Opening south directly onto the Atlantic, its eastern shore is formed by the Aspotogan Peninsula and its western shore is formed by the First Peninsula (of Lunenburg). The Chester Peninsula juts several kilometres into Mahone Bay at roughly its midpoint.
The bay's geological history differs from its eastern neighbour, St. Margarets Bay, in that Mahone Bay shows a greater variety of soils and bedrock. Numerous glacial drumlins on the western shore near the towns of Mahone Bay and Lunenburg have produced soil conditions suitable for small-scale farming operations.
Mahone Bay also differs from St. Margarets Bay in that it is dotted with innumerable small and medium-sized islands throughout its waters. The shelter provided by these islands, along with the summer southwesterly flow, led to the scenery around Mahone Bay becoming a tourist attraction in itself. Today the towns of Chester and Mahone Bay have become a destination for cruising in pleasure yachts. A scenic provincial park at Graves Island just east of Chester is a popular camping destination.
Mahone Bay is home to numerous picturesque working fishing communities, one of the most famous being the communities of Big Tancook and Little Tancook, located on Big Tancook Island and Little Tancook Island respectively. Other important fishing ports include Blandford.
Mahone Bay was first settled during Father Le Loutre's War. The first to arrive were those who lived in Lunenburg, Nova Scotia and had farm lots throughout the peninsula, including Mahone Bay. The people who settled this area include the present-day village of Mahone Bay, were foreign protestants who were German, Swiss, and Montbéliardais settlers.
During the French and Indian War (which included the Expulsion of the Acadians), there were nine Native and Acadian (Catholic) raids against the protestant settlers on the Lunenburg Peninsula. The French, Acadians and natives were resisting the British control over Nova Scotia and Acadia. One such raid – the Raid on Lunenburg (1756) – happened just off the shores of Mahone Bay on present-day Covey Island and [John] Rous Island.
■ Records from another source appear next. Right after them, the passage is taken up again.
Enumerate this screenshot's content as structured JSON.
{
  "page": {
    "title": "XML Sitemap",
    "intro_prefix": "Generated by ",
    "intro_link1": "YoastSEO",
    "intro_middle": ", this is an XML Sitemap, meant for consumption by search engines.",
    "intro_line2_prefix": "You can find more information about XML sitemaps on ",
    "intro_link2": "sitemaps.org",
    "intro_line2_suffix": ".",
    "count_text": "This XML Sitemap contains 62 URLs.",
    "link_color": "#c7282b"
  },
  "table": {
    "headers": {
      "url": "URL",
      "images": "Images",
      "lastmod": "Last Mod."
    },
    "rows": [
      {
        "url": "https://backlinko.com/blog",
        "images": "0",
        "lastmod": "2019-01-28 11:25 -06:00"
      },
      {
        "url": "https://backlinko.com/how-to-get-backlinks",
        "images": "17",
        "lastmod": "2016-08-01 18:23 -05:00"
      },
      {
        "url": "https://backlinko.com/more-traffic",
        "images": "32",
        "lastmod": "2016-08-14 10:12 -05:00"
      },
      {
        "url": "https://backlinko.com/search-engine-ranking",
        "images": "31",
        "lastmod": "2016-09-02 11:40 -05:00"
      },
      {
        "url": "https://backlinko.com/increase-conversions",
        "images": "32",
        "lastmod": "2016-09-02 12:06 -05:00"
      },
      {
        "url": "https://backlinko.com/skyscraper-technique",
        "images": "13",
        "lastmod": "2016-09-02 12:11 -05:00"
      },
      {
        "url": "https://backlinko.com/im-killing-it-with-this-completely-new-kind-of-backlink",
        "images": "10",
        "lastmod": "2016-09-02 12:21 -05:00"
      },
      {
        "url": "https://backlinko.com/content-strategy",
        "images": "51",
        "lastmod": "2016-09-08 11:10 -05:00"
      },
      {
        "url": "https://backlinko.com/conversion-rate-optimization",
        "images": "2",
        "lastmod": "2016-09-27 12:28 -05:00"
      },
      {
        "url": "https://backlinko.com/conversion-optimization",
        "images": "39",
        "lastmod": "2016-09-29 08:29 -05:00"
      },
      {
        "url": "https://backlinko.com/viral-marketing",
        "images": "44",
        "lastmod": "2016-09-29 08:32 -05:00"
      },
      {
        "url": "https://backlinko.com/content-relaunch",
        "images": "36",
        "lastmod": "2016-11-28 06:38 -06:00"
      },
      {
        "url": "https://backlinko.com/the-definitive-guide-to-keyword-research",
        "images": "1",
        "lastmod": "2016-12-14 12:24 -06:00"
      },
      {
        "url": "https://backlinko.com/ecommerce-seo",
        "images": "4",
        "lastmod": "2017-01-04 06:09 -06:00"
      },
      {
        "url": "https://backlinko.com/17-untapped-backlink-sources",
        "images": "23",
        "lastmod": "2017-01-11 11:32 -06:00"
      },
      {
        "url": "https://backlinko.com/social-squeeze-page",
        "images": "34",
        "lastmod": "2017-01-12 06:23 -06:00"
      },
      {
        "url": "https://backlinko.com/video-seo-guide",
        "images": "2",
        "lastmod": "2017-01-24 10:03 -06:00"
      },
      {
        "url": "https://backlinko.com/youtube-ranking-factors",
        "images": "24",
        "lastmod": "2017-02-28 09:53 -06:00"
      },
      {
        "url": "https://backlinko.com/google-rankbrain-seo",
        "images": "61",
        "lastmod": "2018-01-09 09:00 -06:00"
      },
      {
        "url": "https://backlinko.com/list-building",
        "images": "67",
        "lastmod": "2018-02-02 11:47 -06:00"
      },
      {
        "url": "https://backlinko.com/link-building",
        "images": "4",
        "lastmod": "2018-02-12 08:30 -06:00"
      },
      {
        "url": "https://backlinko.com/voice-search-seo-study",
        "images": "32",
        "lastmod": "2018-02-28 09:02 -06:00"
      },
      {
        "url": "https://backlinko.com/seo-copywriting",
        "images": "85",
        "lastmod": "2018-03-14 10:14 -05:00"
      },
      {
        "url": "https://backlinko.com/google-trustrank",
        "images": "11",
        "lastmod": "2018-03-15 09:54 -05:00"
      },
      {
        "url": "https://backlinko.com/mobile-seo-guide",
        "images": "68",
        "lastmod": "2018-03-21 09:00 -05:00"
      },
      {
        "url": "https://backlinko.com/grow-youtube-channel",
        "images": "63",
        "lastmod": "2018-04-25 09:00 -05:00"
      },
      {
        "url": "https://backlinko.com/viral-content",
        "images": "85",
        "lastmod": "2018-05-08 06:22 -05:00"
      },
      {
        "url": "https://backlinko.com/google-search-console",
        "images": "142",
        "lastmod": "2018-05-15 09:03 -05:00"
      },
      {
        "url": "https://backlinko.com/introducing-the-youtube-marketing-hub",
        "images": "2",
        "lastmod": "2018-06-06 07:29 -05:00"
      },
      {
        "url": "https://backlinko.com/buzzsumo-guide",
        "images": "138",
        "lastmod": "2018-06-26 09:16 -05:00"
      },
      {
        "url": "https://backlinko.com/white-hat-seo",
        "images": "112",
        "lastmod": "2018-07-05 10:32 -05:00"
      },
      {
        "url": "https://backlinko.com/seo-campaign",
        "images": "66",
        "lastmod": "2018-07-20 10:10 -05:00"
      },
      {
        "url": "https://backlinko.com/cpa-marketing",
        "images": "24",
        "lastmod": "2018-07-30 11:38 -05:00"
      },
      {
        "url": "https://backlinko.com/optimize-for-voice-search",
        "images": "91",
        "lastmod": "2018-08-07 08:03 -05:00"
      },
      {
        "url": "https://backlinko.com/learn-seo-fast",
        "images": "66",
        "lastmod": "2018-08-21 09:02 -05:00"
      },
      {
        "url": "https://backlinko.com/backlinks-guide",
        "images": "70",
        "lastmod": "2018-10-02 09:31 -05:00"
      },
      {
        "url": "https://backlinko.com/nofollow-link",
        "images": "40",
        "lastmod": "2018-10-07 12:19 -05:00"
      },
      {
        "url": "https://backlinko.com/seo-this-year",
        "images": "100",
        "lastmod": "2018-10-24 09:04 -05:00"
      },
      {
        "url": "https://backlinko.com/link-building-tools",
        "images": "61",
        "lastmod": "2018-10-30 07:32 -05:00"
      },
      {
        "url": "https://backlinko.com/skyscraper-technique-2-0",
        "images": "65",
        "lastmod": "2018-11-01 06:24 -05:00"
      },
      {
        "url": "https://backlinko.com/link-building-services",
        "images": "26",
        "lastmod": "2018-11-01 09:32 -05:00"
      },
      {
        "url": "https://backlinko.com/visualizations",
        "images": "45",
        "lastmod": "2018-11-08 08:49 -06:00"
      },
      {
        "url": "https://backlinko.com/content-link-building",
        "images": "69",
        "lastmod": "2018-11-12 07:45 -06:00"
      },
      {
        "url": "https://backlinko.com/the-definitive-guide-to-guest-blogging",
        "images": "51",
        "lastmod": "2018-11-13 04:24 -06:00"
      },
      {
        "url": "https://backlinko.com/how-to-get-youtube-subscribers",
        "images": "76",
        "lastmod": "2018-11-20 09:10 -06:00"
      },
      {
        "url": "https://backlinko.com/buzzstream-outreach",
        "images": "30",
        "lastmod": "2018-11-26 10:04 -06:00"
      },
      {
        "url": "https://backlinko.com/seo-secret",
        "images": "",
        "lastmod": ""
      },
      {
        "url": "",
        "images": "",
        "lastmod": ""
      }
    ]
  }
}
Another raid happened on 24 August 1758 in the village of Mahone Bay, when eight Mi'kmaq attacked the family homes of Lay and Brant. While they killed three people in the raid, the Mi'kmaq were unsuccessful in taking their scalps, which was the common practice for payment from the French.
During the War of 1812, the American privateer schooner Young Teazer was trapped off the shores of Mahone Bay by the HMS Hogue (1811). To avoid capture, a crew member of the Young Teazer destroyed his own ship, killing most of the crew.
In popular culture
Frank Parker Day's novel Rockbound takes place on the fictional island of the same name, which was based on the nearby island of East Ironbound and includes references to many other Mahone Bay islands and towns. Day visited the area and created Rockbound as a fictionalized, exaggerated account of life on the islands.
Mahone Bay contains Oak Island, well known in connection with tales of buried treasure.
- The Canadian Encyclopedia
- Among the settlers were the Hyson, Zwicker, Keddy, Eisenhauer/Eisner, Weinacht/Whynot, Ernst, and Veinot families. All these names can be found in the area today. The old cemetery, known as Bayview Cemetery, has some 18th-century slate gravestones engraved in German.
- Bell, Wintrop Packard (1961). The "Foreign Protestants" and the Settlement of Nova Scotia: The History of a Piece of Arrested British Colonial Policy in the Eighteenth Century. University of Toronto Press. p. 511.
- Archibald MecMechan. Sagas of the Sea.
- "Follow Me Home, from The Coast, Sept 14, 2006".